● Recorded data:
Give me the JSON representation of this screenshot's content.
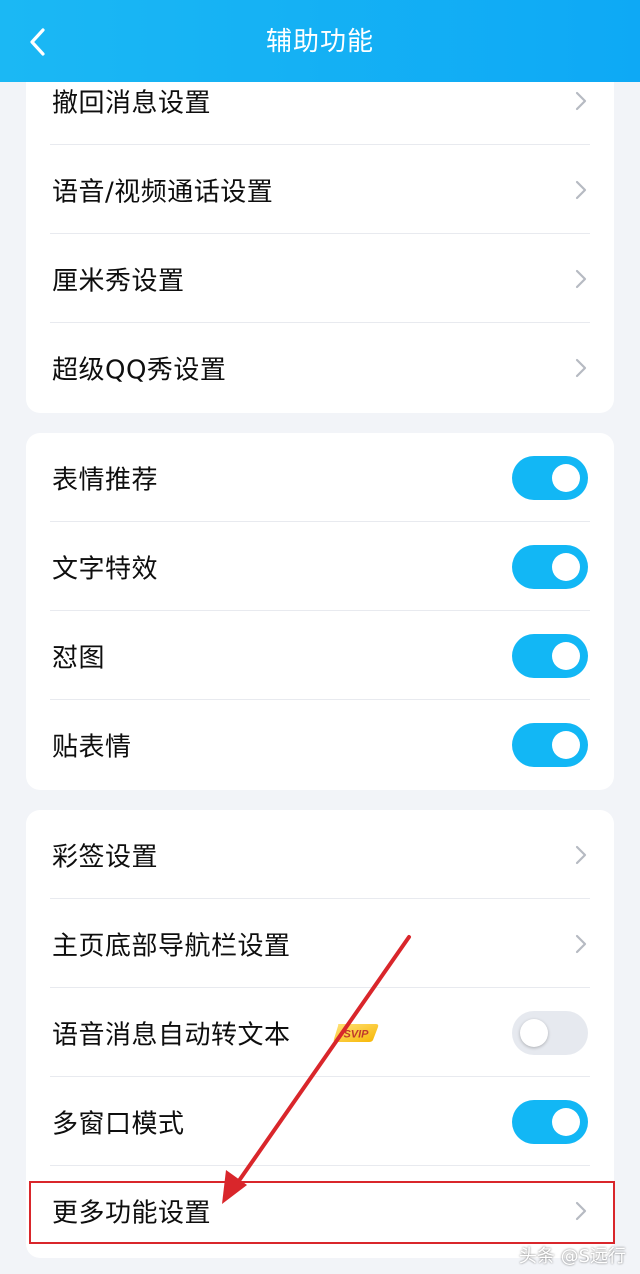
{
  "header": {
    "title": "辅助功能",
    "back_icon": "chevron-left-icon"
  },
  "group1": {
    "items": [
      {
        "label": "撤回消息设置"
      },
      {
        "label": "语音/视频通话设置"
      },
      {
        "label": "厘米秀设置"
      },
      {
        "label": "超级QQ秀设置"
      }
    ]
  },
  "group2": {
    "items": [
      {
        "label": "表情推荐",
        "enabled": true
      },
      {
        "label": "文字特效",
        "enabled": true
      },
      {
        "label": "怼图",
        "enabled": true
      },
      {
        "label": "贴表情",
        "enabled": true
      }
    ]
  },
  "group3": {
    "items": [
      {
        "label": "彩签设置"
      },
      {
        "label": "主页底部导航栏设置"
      },
      {
        "label": "语音消息自动转文本",
        "badge": "SVIP",
        "enabled": false
      },
      {
        "label": "多窗口模式",
        "enabled": true
      },
      {
        "label": "更多功能设置"
      }
    ]
  },
  "watermark": "头条 @S远行",
  "colors": {
    "header_start": "#1bb8f4",
    "header_end": "#0ea9f5",
    "toggle_on": "#12b7f5",
    "toggle_off": "#e6e9ef",
    "annotation_red": "#d9262b"
  }
}
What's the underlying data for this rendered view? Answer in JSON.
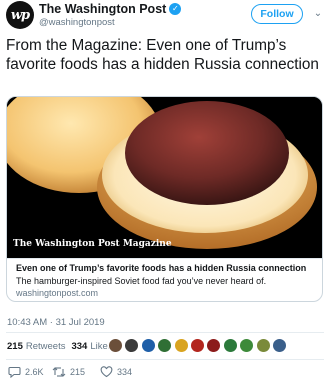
{
  "header": {
    "avatar_text": "wp",
    "display_name": "The Washington Post",
    "verified_glyph": "✓",
    "handle": "@washingtonpost",
    "follow_label": "Follow",
    "caret_glyph": "⌄"
  },
  "tweet": {
    "text": "From the Magazine: Even one of Trump’s favorite foods has a hidden Russia connection"
  },
  "card": {
    "overlay": "The Washington Post Magazine",
    "title": "Even one of Trump’s favorite foods has a hidden Russia connection",
    "description": "The hamburger-inspired Soviet food fad you’ve never heard of.",
    "domain": "washingtonpost.com"
  },
  "timestamp": "10:43 AM · 31 Jul 2019",
  "stats": {
    "retweets_count": "215",
    "retweets_label": "Retweets",
    "likes_count": "334",
    "likes_label": "Likes",
    "liker_avatar_colors": [
      "#6b4f3a",
      "#3b3b3b",
      "#1f5fa8",
      "#2f6f35",
      "#d9a420",
      "#b3261e",
      "#8c1b1b",
      "#2c7a3b",
      "#3d8a3a",
      "#7a8a3a",
      "#3a5f8a"
    ]
  },
  "actions": {
    "reply_count": "2.6K",
    "retweet_count": "215",
    "like_count": "334"
  },
  "colors": {
    "accent": "#1da1f2",
    "text": "#14171a",
    "muted": "#657786",
    "border": "#ccd6dd"
  }
}
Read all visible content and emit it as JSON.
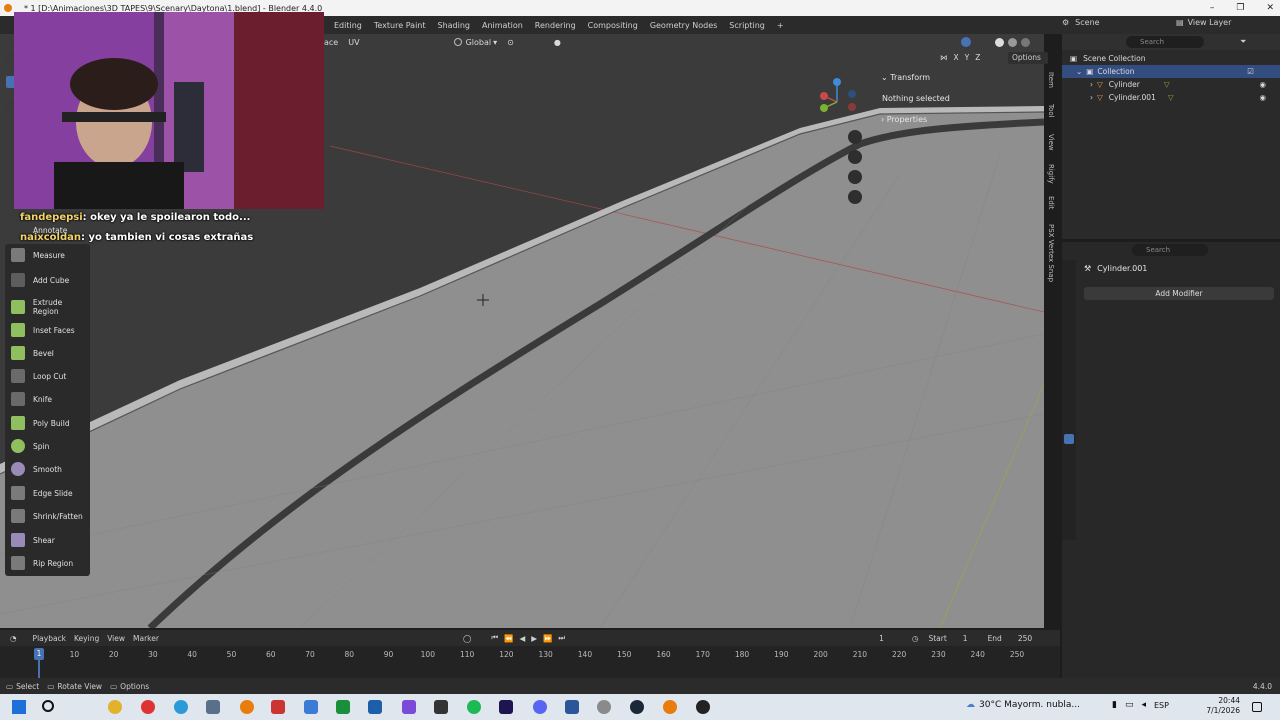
{
  "window": {
    "title": "* 1 [D:\\Animaciones\\3D TAPES\\9\\Scenary\\Daytona\\1.blend] - Blender 4.4.0",
    "controls": [
      "–",
      "❐",
      "✕"
    ]
  },
  "workspace_tabs": [
    "Editing",
    "Texture Paint",
    "Shading",
    "Animation",
    "Rendering",
    "Compositing",
    "Geometry Nodes",
    "Scripting",
    "+"
  ],
  "viewport_header": {
    "mode_fragment": "ace",
    "uv_menu": "UV",
    "orientation": "Global",
    "options_label": "Options",
    "axes": [
      "X",
      "Y",
      "Z"
    ]
  },
  "chat": [
    {
      "user": "fandepepsi",
      "message": "okey ya le spoilearon todo..."
    },
    {
      "user": "naixcoldan",
      "message": "yo tambien vi cosas extrañas"
    }
  ],
  "toolbar": {
    "tools": [
      "Annotate",
      "Measure",
      "Add Cube",
      "Extrude Region",
      "Inset Faces",
      "Bevel",
      "Loop Cut",
      "Knife",
      "Poly Build",
      "Spin",
      "Smooth",
      "Edge Slide",
      "Shrink/Fatten",
      "Shear",
      "Rip Region"
    ]
  },
  "npanel": {
    "transform_label": "Transform",
    "nothing_selected": "Nothing selected",
    "properties_label": "Properties",
    "vertical_tabs": [
      "Item",
      "Tool",
      "View",
      "Rigify",
      "Edit",
      "PSX Vertex Snap"
    ]
  },
  "outliner": {
    "scene_label": "Scene",
    "viewlayer_label": "View Layer",
    "search_placeholder": "Search",
    "scene_collection": "Scene Collection",
    "collection": "Collection",
    "objects": [
      "Cylinder",
      "Cylinder.001"
    ]
  },
  "properties": {
    "search_placeholder": "Search",
    "object_name": "Cylinder.001",
    "add_modifier": "Add Modifier"
  },
  "timeline": {
    "menus": [
      "Playback",
      "Keying",
      "View",
      "Marker"
    ],
    "current_frame": "1",
    "start_label": "Start",
    "start_value": "1",
    "end_label": "End",
    "end_value": "250",
    "ticks": [
      "1",
      "10",
      "20",
      "30",
      "40",
      "50",
      "60",
      "70",
      "80",
      "90",
      "100",
      "110",
      "120",
      "130",
      "140",
      "150",
      "160",
      "170",
      "180",
      "190",
      "200",
      "210",
      "220",
      "230",
      "240",
      "250"
    ],
    "marker_frame": "1"
  },
  "statusbar": {
    "select": "Select",
    "rotate_view": "Rotate View",
    "options": "Options",
    "version": "4.4.0"
  },
  "taskbar": {
    "weather": "30°C  Mayorm. nubla...",
    "language": "ESP",
    "time": "20:44",
    "date": "7/1/2026"
  },
  "colors": {
    "accent": "#4772b3",
    "x_axis": "#c84a4a",
    "y_axis": "#7bb32e",
    "z_axis": "#3f8bd9",
    "webcam_magenta": "#b44fd8"
  }
}
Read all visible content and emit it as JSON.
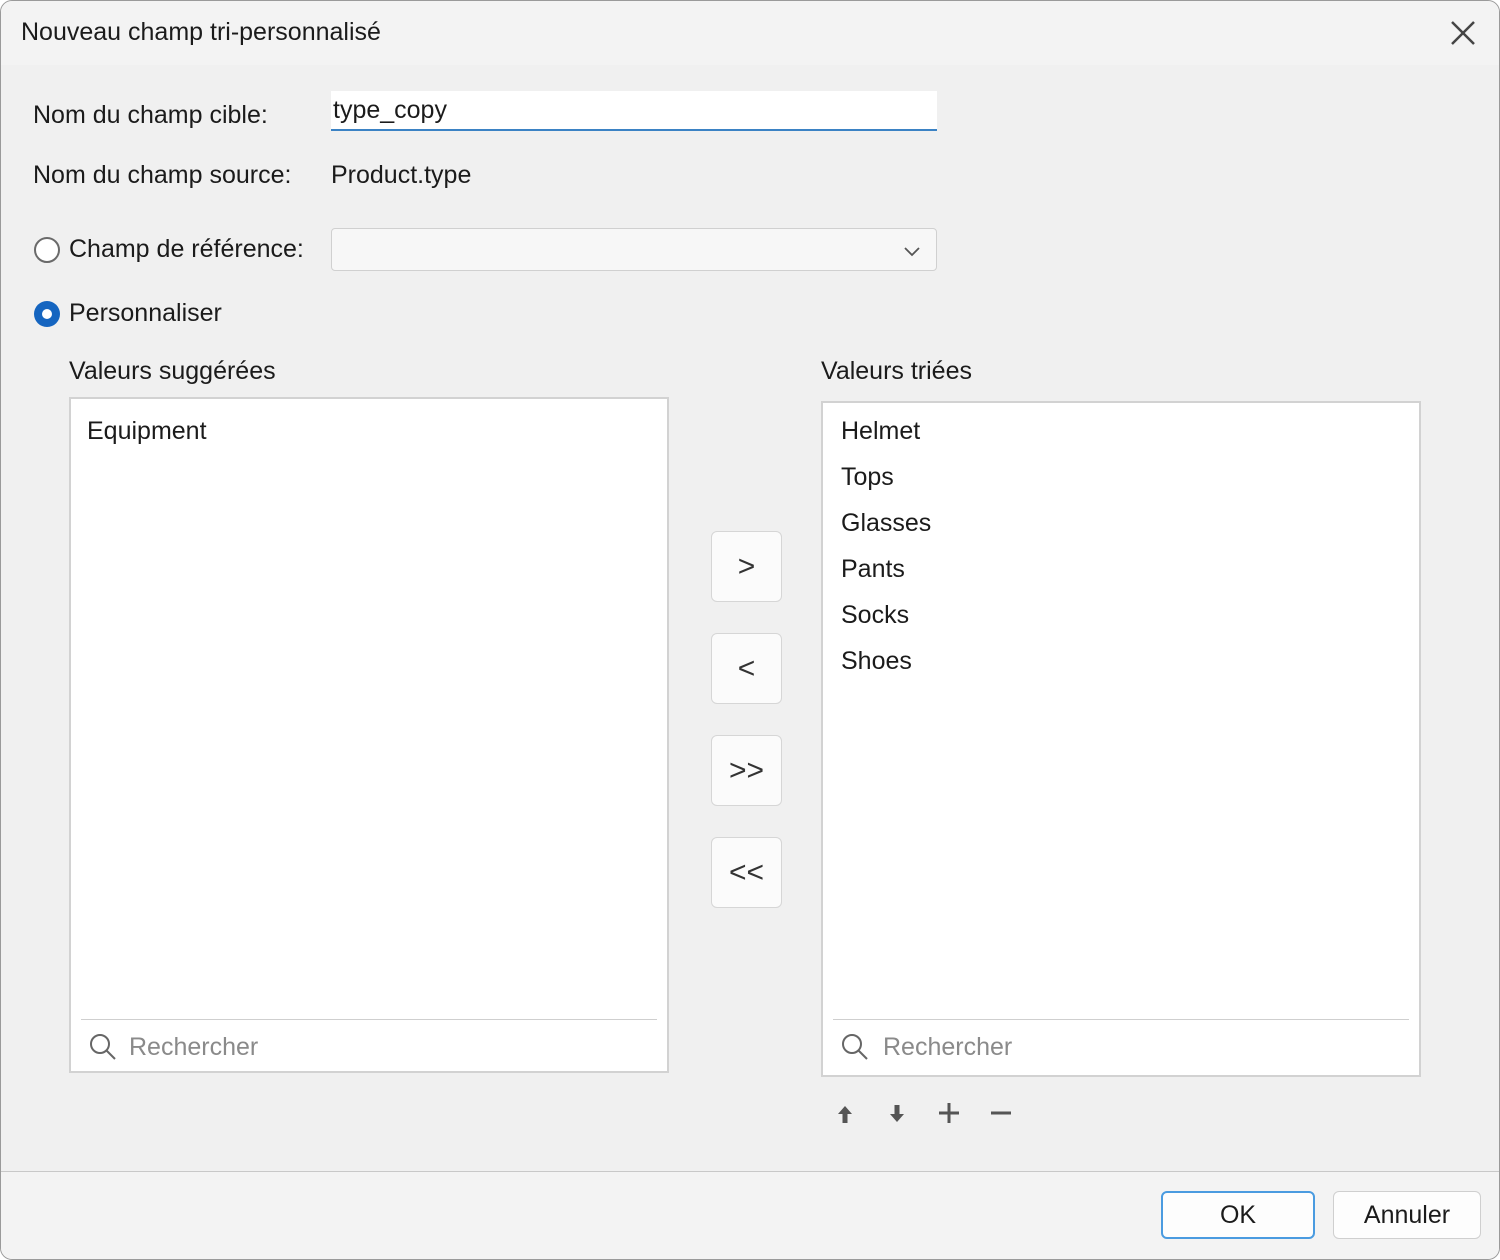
{
  "window": {
    "title": "Nouveau champ tri-personnalisé"
  },
  "form": {
    "target_label": "Nom du champ cible:",
    "target_value": "type_copy",
    "source_label": "Nom du champ source:",
    "source_value": "Product.type",
    "reference_label": "Champ de référence:",
    "reference_value": "",
    "custom_label": "Personnaliser",
    "selected_mode": "custom"
  },
  "suggested": {
    "title": "Valeurs suggérées",
    "items": [
      "Equipment"
    ],
    "search_placeholder": "Rechercher"
  },
  "sorted": {
    "title": "Valeurs triées",
    "items": [
      "Helmet",
      "Tops",
      "Glasses",
      "Pants",
      "Socks",
      "Shoes"
    ],
    "search_placeholder": "Rechercher"
  },
  "transfer_buttons": {
    "move_right": ">",
    "move_left": "<",
    "move_all_right": ">>",
    "move_all_left": "<<"
  },
  "toolbar_icons": [
    "arrow-up-icon",
    "arrow-down-icon",
    "plus-icon",
    "minus-icon"
  ],
  "footer": {
    "ok_label": "OK",
    "cancel_label": "Annuler"
  },
  "colors": {
    "accent": "#1565c0",
    "focus_border": "#4a9be0"
  }
}
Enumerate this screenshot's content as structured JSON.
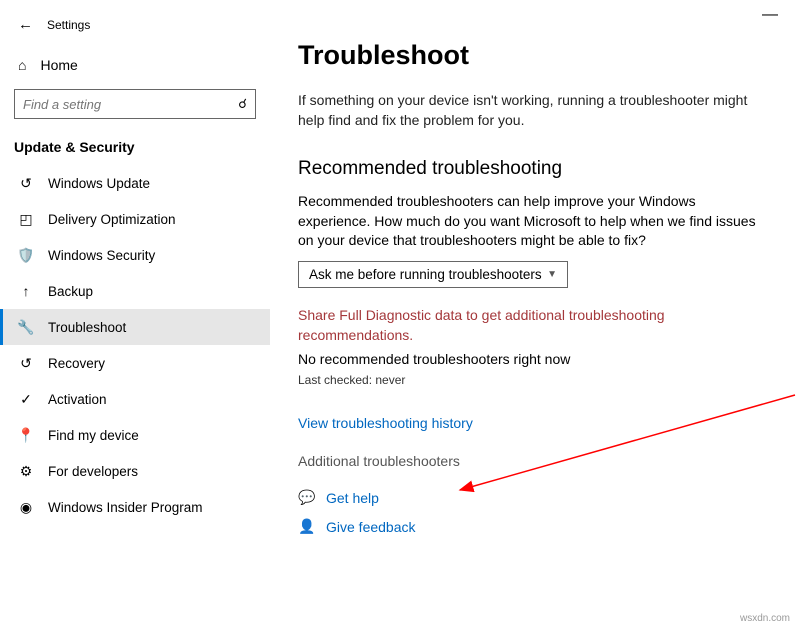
{
  "window": {
    "title": "Settings",
    "minimize": "—"
  },
  "sidebar": {
    "home": "Home",
    "searchPlaceholder": "Find a setting",
    "section": "Update & Security",
    "items": [
      {
        "label": "Windows Update"
      },
      {
        "label": "Delivery Optimization"
      },
      {
        "label": "Windows Security"
      },
      {
        "label": "Backup"
      },
      {
        "label": "Troubleshoot"
      },
      {
        "label": "Recovery"
      },
      {
        "label": "Activation"
      },
      {
        "label": "Find my device"
      },
      {
        "label": "For developers"
      },
      {
        "label": "Windows Insider Program"
      }
    ]
  },
  "main": {
    "title": "Troubleshoot",
    "intro": "If something on your device isn't working, running a troubleshooter might help find and fix the problem for you.",
    "recTitle": "Recommended troubleshooting",
    "recDesc": "Recommended troubleshooters can help improve your Windows experience. How much do you want Microsoft to help when we find issues on your device that troubleshooters might be able to fix?",
    "dropdown": "Ask me before running troubleshooters",
    "warn": "Share Full Diagnostic data to get additional troubleshooting recommendations.",
    "noRec": "No recommended troubleshooters right now",
    "lastChecked": "Last checked: never",
    "historyLink": "View troubleshooting history",
    "additional": "Additional troubleshooters",
    "getHelp": "Get help",
    "giveFeedback": "Give feedback"
  },
  "watermark": "wsxdn.com"
}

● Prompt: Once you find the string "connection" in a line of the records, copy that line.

● Output for this exercise:
    "text": "From the Magazine: Even one of Trump’s favorite foods has a hidden Russia connection"
    "title": "Even one of Trump’s favorite foods has a hidden Russia connection",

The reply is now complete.